The world's largest internet search company has acquired Boston Dynamics, a privately held company best known for building robots that look as if they belong in a science-fiction movie and which are often co-developed or funded by the US military.
The acquisition is the latest by Google's secretive robotics division, led by Andy Rubin, former boss of the company's Android mobile operating system. Google's robotics division has acquired more than six other robotics companies.
Google declined to comment on the deal while Boston Dynamics did not return requests for comment. A person familiar with the matter confirmed the deal, which was first reported by the New York Times on Saturday, and said Google would honour Boston Dynamics's military contracts.
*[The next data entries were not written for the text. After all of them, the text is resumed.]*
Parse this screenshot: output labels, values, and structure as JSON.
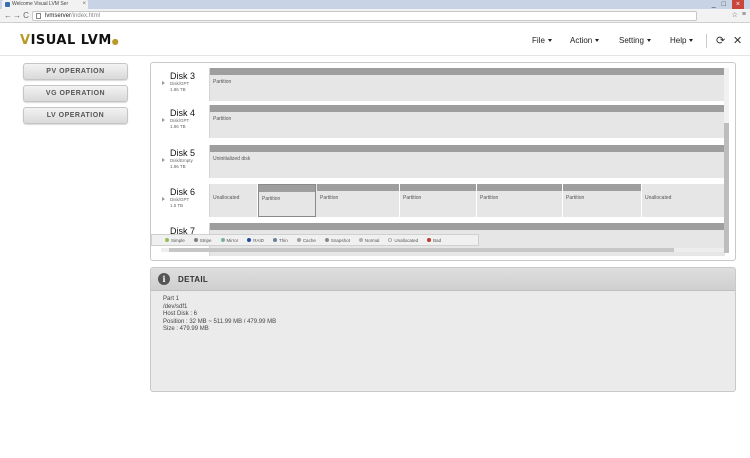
{
  "browser": {
    "tab_title": "Welcome Visual LVM Ser",
    "tab_close": "×",
    "window_controls": [
      "_",
      "□",
      "×"
    ],
    "url_host": "lvmserver",
    "url_path": "/index.html",
    "nav_back": "←",
    "nav_forward": "→",
    "nav_reload": "C"
  },
  "app": {
    "logo_v": "V",
    "logo_rest": "ISUAL LVM",
    "logo_dot": "●",
    "menus": [
      {
        "label": "File"
      },
      {
        "label": "Action"
      },
      {
        "label": "Setting"
      },
      {
        "label": "Help"
      }
    ],
    "refresh_glyph": "⟳",
    "close_glyph": "✕"
  },
  "sidebar": {
    "buttons": [
      "PV OPERATION",
      "VG OPERATION",
      "LV OPERATION"
    ]
  },
  "disks": [
    {
      "name": "Disk 3",
      "type": "Disk/GPT",
      "size": "1.86 TB",
      "segments": [
        {
          "label": "Partition",
          "bar": true
        }
      ]
    },
    {
      "name": "Disk 4",
      "type": "Disk/GPT",
      "size": "1.86 TB",
      "segments": [
        {
          "label": "Partition",
          "bar": true
        }
      ]
    },
    {
      "name": "Disk 5",
      "type": "Disk/Empty",
      "size": "1.86 TB",
      "segments": [
        {
          "label": "Uninitialized disk",
          "bar": true
        }
      ]
    },
    {
      "name": "Disk 6",
      "type": "Disk/GPT",
      "size": "1.5 TB",
      "segments": [
        {
          "label": "Unallocated",
          "bar": false
        },
        {
          "label": "Partition",
          "bar": true,
          "selected": true
        },
        {
          "label": "Partition",
          "bar": true
        },
        {
          "label": "Partition",
          "bar": true
        },
        {
          "label": "Partition",
          "bar": true
        },
        {
          "label": "Partition",
          "bar": true
        },
        {
          "label": "Unallocated",
          "bar": false
        }
      ]
    },
    {
      "name": "Disk 7",
      "type": "Disk/Empty",
      "size": "",
      "segments": [
        {
          "label": "",
          "bar": true
        }
      ]
    }
  ],
  "legend": [
    {
      "label": "Simple",
      "color": "#9bbb59"
    },
    {
      "label": "Stripe",
      "color": "#7f7f7f"
    },
    {
      "label": "Mirror",
      "color": "#76b39d"
    },
    {
      "label": "RAID",
      "color": "#1f4e9a"
    },
    {
      "label": "Thin",
      "color": "#6d7f94"
    },
    {
      "label": "Cache",
      "color": "#a0a0a0"
    },
    {
      "label": "Snapshot",
      "color": "#8a8a8a"
    },
    {
      "label": "Normal",
      "color": "#b0b0b0"
    },
    {
      "label": "Unallocated",
      "color": "#ffffff"
    },
    {
      "label": "Bad",
      "color": "#c0392b"
    }
  ],
  "detail": {
    "title": "DETAIL",
    "info_glyph": "i",
    "lines": [
      "Part 1",
      "/dev/sdf1",
      "Host Disk : 6",
      "Position : 32 MB ~ 511.99 MB / 479.99 MB",
      "Size : 479.99 MB"
    ]
  }
}
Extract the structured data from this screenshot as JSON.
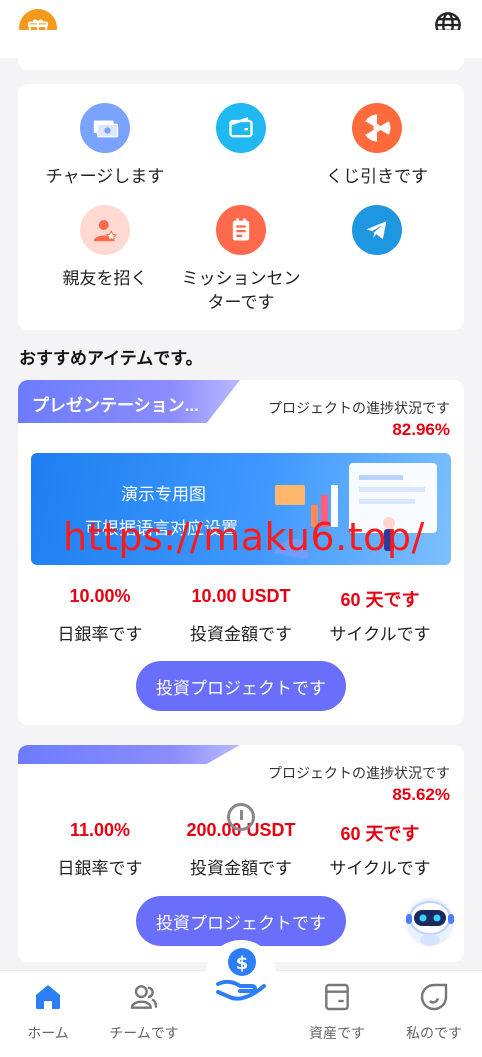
{
  "header": {
    "gift_icon": "gift-icon",
    "language_icon": "globe-icon"
  },
  "quick_actions": [
    {
      "label": "チャージします",
      "icon": "money-icon",
      "color": "#7aa2ff"
    },
    {
      "label": "",
      "icon": "wallet-icon",
      "color": "#1fb8f0"
    },
    {
      "label": "くじ引きです",
      "icon": "wheel-icon",
      "color": "#ff6a3d"
    },
    {
      "label": "親友を招く",
      "icon": "invite-user-icon",
      "color": "#ffd9d2"
    },
    {
      "label": "ミッションセンターです",
      "label_line1": "ミッションセン",
      "label_line2": "ターです",
      "icon": "task-list-icon",
      "color": "#ff6a4d"
    },
    {
      "label": "",
      "icon": "telegram-icon",
      "color": "#1f96e0"
    }
  ],
  "section_title": "おすすめアイテムです。",
  "items": [
    {
      "ribbon_title": "プレゼンテーション...",
      "progress_label": "プロジェクトの進捗状況です",
      "progress_value": "82.96%",
      "progress_fraction": 0.8296,
      "banner_line1": "演示专用图",
      "banner_line2": "可根据语言对应设置",
      "daily_rate": "10.00%",
      "amount": "10.00 USDT",
      "cycle": "60 天です",
      "daily_rate_label": "日銀率です",
      "amount_label": "投資金額です",
      "cycle_label": "サイクルです",
      "button": "投資プロジェクトです"
    },
    {
      "ribbon_title": "",
      "progress_label": "プロジェクトの進捗状況です",
      "progress_value": "85.62%",
      "progress_fraction": 0.8562,
      "daily_rate": "11.00%",
      "amount": "200.00 USDT",
      "cycle": "60 天です",
      "daily_rate_label": "日銀率です",
      "amount_label": "投資金額です",
      "cycle_label": "サイクルです",
      "button": "投資プロジェクトです"
    }
  ],
  "watermark": "https://maku6.top/",
  "tabbar": {
    "home": "ホーム",
    "team": "チームです",
    "invest_icon": "dollar-hand-icon",
    "assets": "資産です",
    "mine": "私のです",
    "active_color": "#2d7df6"
  }
}
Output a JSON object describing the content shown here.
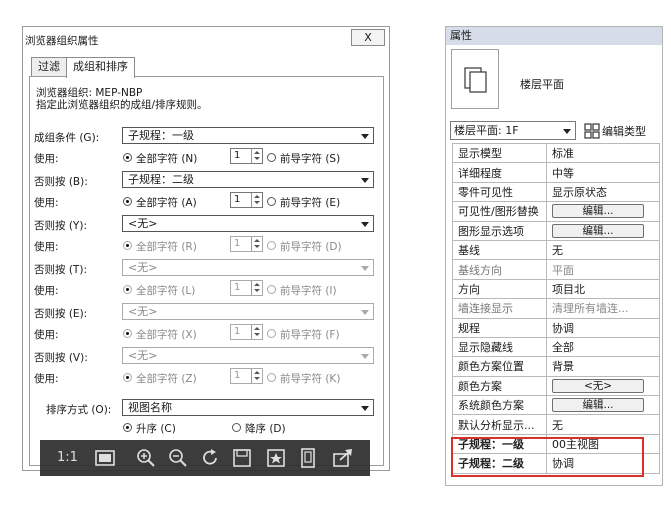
{
  "dialog": {
    "title": "浏览器组织属性",
    "close_label": "X",
    "tabs": [
      "过滤",
      "成组和排序"
    ],
    "info_line1": "浏览器组织: MEP-NBP",
    "info_line2": "指定此浏览器组织的成组/排序规则。",
    "groups": [
      {
        "label": "成组条件 (G):",
        "value": "子规程：一级",
        "usage_label": "使用:",
        "all_chars": "全部字符 (N)",
        "count": "1",
        "leading_chars": "前导字符 (S)",
        "enabled": true
      },
      {
        "label": "否则按 (B):",
        "value": "子规程：二级",
        "usage_label": "使用:",
        "all_chars": "全部字符 (A)",
        "count": "1",
        "leading_chars": "前导字符 (E)",
        "enabled": true
      },
      {
        "label": "否则按 (Y):",
        "value": "<无>",
        "usage_label": "使用:",
        "all_chars": "全部字符 (R)",
        "count": "1",
        "leading_chars": "前导字符 (D)",
        "enabled": true
      },
      {
        "label": "否则按 (T):",
        "value": "<无>",
        "usage_label": "使用:",
        "all_chars": "全部字符 (L)",
        "count": "1",
        "leading_chars": "前导字符 (I)",
        "enabled": false
      },
      {
        "label": "否则按 (E):",
        "value": "<无>",
        "usage_label": "使用:",
        "all_chars": "全部字符 (X)",
        "count": "1",
        "leading_chars": "前导字符 (F)",
        "enabled": false
      },
      {
        "label": "否则按 (V):",
        "value": "<无>",
        "usage_label": "使用:",
        "all_chars": "全部字符 (Z)",
        "count": "1",
        "leading_chars": "前导字符 (K)",
        "enabled": false
      }
    ],
    "sort_label": "排序方式 (O):",
    "sort_value": "视图名称",
    "ascending": "升序 (C)",
    "descending": "降序 (D)"
  },
  "viewer_toolbar": {
    "zoom_label": "1:1",
    "icons": [
      "fit-icon",
      "zoom-in-icon",
      "zoom-out-icon",
      "rotate-icon",
      "save-icon",
      "bookmark-icon",
      "fullscreen-icon",
      "share-icon"
    ]
  },
  "properties": {
    "title": "属性",
    "type_name": "楼层平面",
    "view_selector": "楼层平面: 1F",
    "edit_type": "编辑类型",
    "rows": [
      {
        "key": "显示模型",
        "value": "标准"
      },
      {
        "key": "详细程度",
        "value": "中等"
      },
      {
        "key": "零件可见性",
        "value": "显示原状态"
      },
      {
        "key": "可见性/图形替换",
        "value": "编辑...",
        "button": true
      },
      {
        "key": "图形显示选项",
        "value": "编辑...",
        "button": true
      },
      {
        "key": "基线",
        "value": "无"
      },
      {
        "key": "基线方向",
        "value": "平面",
        "readonly": true
      },
      {
        "key": "方向",
        "value": "项目北"
      },
      {
        "key": "墙连接显示",
        "value": "清理所有墙连...",
        "readonly": true
      },
      {
        "key": "规程",
        "value": "协调"
      },
      {
        "key": "显示隐藏线",
        "value": "全部"
      },
      {
        "key": "颜色方案位置",
        "value": "背景"
      },
      {
        "key": "颜色方案",
        "value": "<无>",
        "button": true
      },
      {
        "key": "系统颜色方案",
        "value": "编辑...",
        "button": true
      },
      {
        "key": "默认分析显示...",
        "value": "无"
      },
      {
        "key": "子规程：一级",
        "value": "00主视图",
        "highlight": true
      },
      {
        "key": "子规程：二级",
        "value": "协调",
        "highlight": true
      }
    ]
  },
  "colors": {
    "highlight_border": "#d9302c",
    "panel_header": "#d6dde8"
  }
}
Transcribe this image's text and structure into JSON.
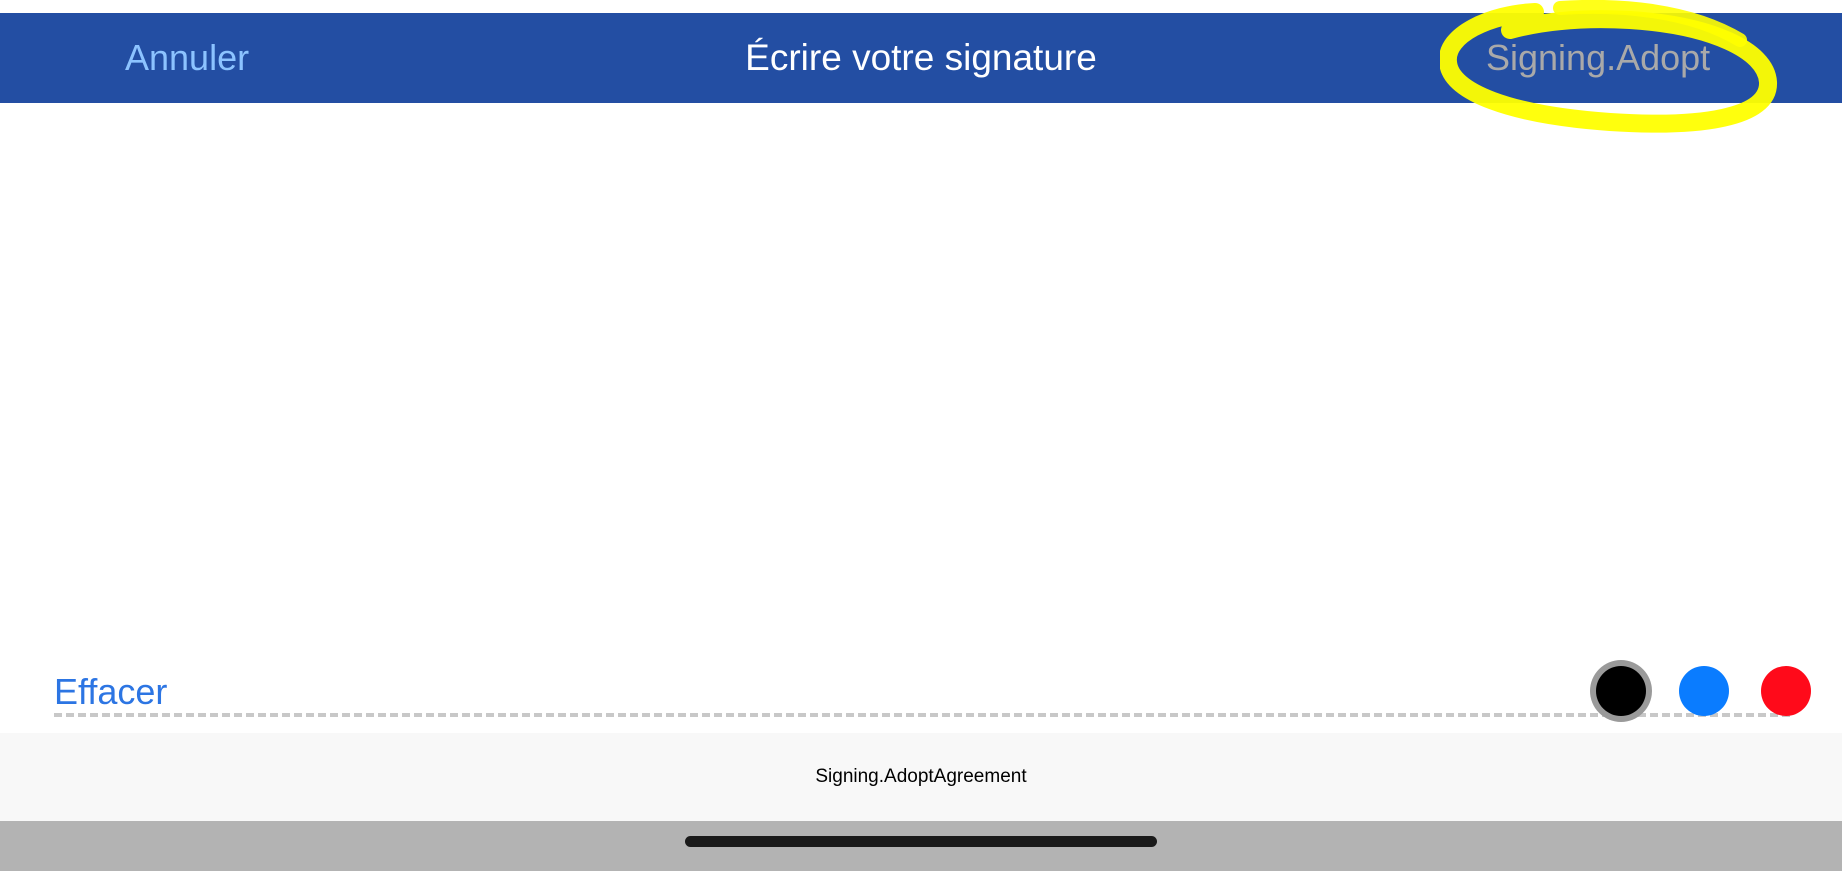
{
  "nav": {
    "cancel_label": "Annuler",
    "title": "Écrire votre signature",
    "adopt_label": "Signing.Adopt"
  },
  "signature_pad": {
    "clear_label": "Effacer",
    "ink_colors": [
      {
        "name": "black",
        "hex": "#000000",
        "selected": true
      },
      {
        "name": "blue",
        "hex": "#0a7cff",
        "selected": false
      },
      {
        "name": "red",
        "hex": "#ff0a1a",
        "selected": false
      }
    ]
  },
  "footer": {
    "agreement_text": "Signing.AdoptAgreement"
  },
  "colors": {
    "nav_background": "#234ea3",
    "cancel_text": "#8cc3ff",
    "adopt_text_disabled": "#a9a9a9",
    "clear_text": "#2c75e3",
    "annotation_highlight": "#ffff00"
  }
}
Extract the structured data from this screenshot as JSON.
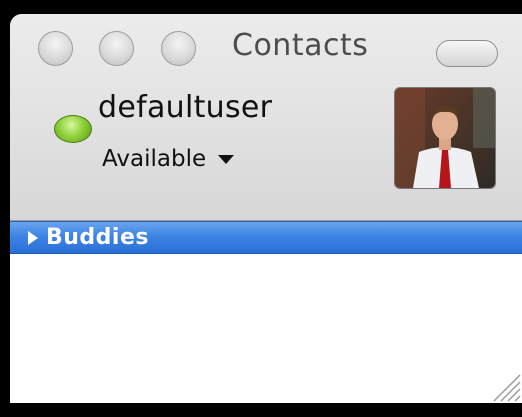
{
  "window": {
    "title": "Contacts",
    "controls": [
      "close-button",
      "minimize-button",
      "zoom-button"
    ]
  },
  "account": {
    "username": "defaultuser",
    "status": "Available",
    "status_color": "#8fd23a"
  },
  "contact_list": {
    "groups": [
      {
        "label": "Buddies",
        "expanded": false
      }
    ],
    "accent_color": "#3d84e6"
  },
  "icons": [
    "status-available-icon",
    "dropdown-caret-icon",
    "disclosure-triangle-icon",
    "resize-grip-icon"
  ]
}
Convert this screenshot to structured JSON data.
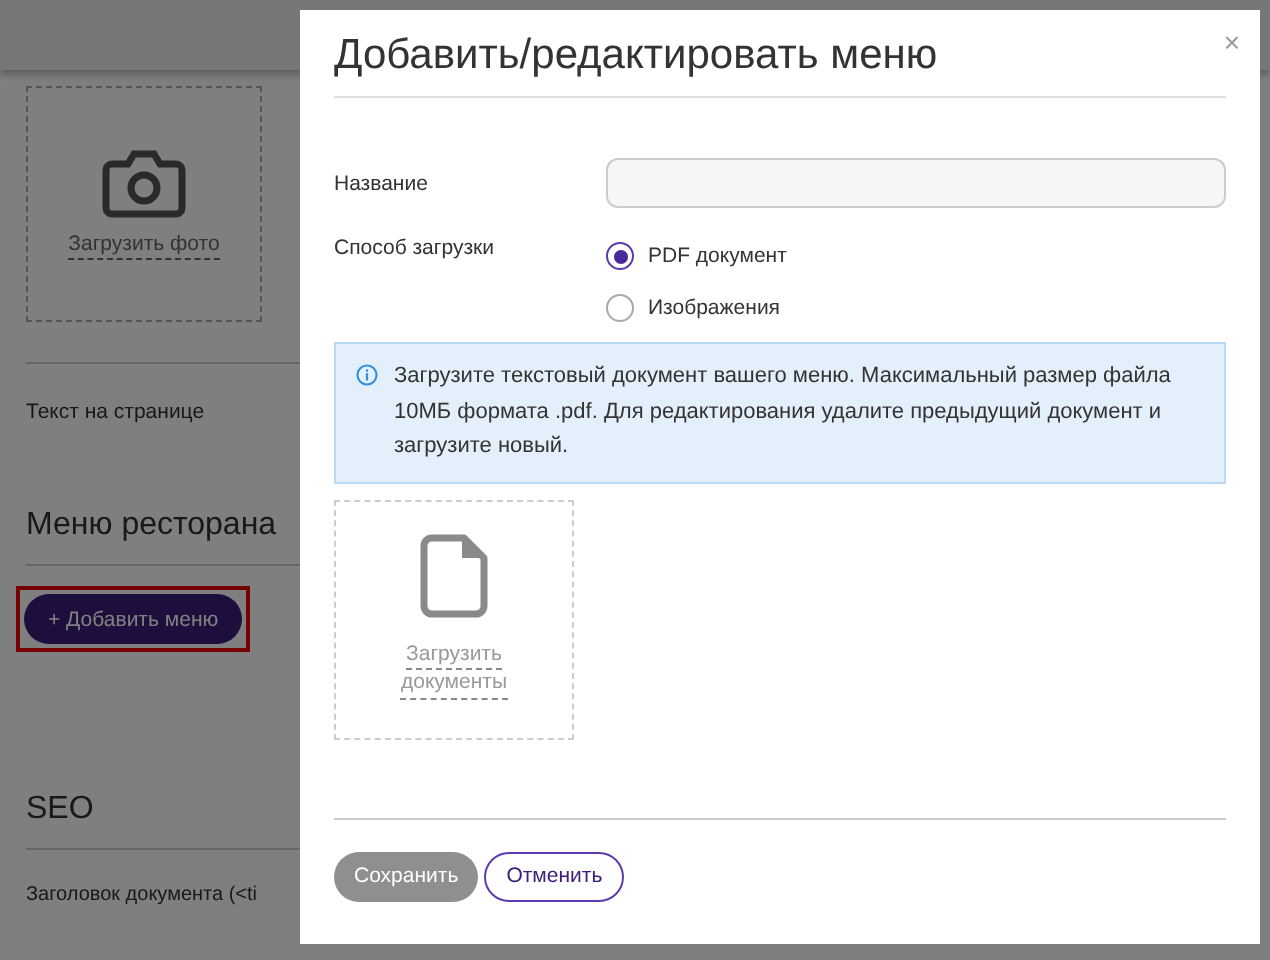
{
  "page": {
    "photo_upload": "Загрузить фото",
    "text_label": "Текст на странице",
    "menu_heading": "Меню ресторана",
    "add_menu_button": {
      "icon": "+",
      "label": "Добавить меню",
      "highlighted": true
    },
    "seo_heading": "SEO",
    "doc_title_label": "Заголовок документа (<ti"
  },
  "dialog": {
    "title": "Добавить/редактировать меню",
    "close": "×",
    "name_label": "Название",
    "upload_method_label": "Способ загрузки",
    "options": [
      {
        "label": "PDF документ",
        "selected": true
      },
      {
        "label": "Изображения",
        "selected": false
      }
    ],
    "info": "Загрузите текстовый документ вашего меню. Максимальный размер файла 10МБ формата .pdf. Для редактирования удалите предыдущий документ и загрузите новый.",
    "upload_lines": [
      "Загрузить",
      "документы"
    ],
    "buttons": [
      {
        "label": "Сохранить",
        "disabled": true
      },
      {
        "label": "Отменить",
        "disabled": false
      }
    ]
  }
}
The financial terms of the deal could not be established.
Based in Waltham, Massachusetts, Boston Dynamics was founded in 1992 as a spinoff from the Massachusetts Institute of Technology. The company works with the US army, navy, marine corps and the defense department's advanced research projects agency (Darpa), according to its website.
The company's website lists a catalogue of nine different robots, including a Darpa-funded machine capable of scaling vertical walls using "micro-claws", and a small four-wheeled vehicle that can jump nine metres (30ft) into the air and which is being developed with the US army's Rapid Equipping Force.
The four-legged Cheetah robot, which can surpass speeds of 29 miles (46km) an hour, according to the website, is billed as the "fastest legged robot in the world".
Google has been tight-lipped about what it plans to do with the robots. Media reports earlier this month suggested the company's efforts were focused on developing robotics technology to be used in factories.